#### [PROVIDED MATERIAL]
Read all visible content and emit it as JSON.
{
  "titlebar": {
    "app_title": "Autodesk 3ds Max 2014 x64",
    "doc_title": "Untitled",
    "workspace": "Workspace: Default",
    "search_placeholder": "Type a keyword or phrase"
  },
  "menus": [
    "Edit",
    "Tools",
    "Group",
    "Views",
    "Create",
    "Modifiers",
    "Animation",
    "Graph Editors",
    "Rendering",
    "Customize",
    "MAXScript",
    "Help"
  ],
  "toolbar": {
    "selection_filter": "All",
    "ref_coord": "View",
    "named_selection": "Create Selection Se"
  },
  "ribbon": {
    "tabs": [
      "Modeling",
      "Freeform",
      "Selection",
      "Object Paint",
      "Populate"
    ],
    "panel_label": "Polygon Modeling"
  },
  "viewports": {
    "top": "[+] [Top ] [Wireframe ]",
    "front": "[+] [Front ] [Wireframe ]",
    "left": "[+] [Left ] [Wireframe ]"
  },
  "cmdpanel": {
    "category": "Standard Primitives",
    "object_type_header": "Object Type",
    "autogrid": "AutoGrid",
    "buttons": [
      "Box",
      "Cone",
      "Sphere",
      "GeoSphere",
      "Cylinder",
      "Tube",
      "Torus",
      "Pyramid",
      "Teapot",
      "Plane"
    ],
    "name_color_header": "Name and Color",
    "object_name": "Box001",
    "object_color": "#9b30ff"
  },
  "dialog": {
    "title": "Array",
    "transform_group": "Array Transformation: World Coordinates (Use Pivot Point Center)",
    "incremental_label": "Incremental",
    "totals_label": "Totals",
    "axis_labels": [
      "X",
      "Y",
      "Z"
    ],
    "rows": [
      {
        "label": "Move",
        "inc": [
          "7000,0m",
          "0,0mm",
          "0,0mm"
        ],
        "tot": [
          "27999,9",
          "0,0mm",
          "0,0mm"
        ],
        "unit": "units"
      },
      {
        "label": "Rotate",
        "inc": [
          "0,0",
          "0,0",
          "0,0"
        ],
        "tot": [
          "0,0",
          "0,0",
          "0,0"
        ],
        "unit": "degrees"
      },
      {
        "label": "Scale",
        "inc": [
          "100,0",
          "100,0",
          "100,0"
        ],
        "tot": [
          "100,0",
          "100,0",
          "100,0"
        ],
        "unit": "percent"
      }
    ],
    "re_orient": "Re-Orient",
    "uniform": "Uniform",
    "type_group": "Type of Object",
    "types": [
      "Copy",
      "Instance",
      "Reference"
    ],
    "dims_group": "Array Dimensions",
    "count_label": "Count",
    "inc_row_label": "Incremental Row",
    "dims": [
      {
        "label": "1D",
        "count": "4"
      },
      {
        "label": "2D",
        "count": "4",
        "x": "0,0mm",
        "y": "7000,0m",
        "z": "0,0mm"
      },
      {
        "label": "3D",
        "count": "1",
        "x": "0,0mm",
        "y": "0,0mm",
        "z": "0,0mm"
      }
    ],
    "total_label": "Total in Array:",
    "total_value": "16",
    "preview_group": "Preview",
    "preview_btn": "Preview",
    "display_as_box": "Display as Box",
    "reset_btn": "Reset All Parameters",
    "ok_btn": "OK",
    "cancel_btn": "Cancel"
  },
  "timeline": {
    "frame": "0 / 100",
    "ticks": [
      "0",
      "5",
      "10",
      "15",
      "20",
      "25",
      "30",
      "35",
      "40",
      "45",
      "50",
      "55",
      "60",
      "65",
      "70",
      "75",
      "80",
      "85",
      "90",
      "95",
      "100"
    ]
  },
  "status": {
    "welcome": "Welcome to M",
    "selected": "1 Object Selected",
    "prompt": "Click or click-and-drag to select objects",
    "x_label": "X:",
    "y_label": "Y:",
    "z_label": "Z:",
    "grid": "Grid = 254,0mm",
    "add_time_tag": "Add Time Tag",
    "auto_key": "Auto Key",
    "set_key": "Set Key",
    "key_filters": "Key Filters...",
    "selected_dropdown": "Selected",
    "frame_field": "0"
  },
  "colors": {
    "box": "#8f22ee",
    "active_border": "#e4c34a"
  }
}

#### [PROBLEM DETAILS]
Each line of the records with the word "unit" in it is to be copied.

#### [THE COMPLETED TASK]
        "unit": "units"
        "unit": "degrees"
        "unit": "percent"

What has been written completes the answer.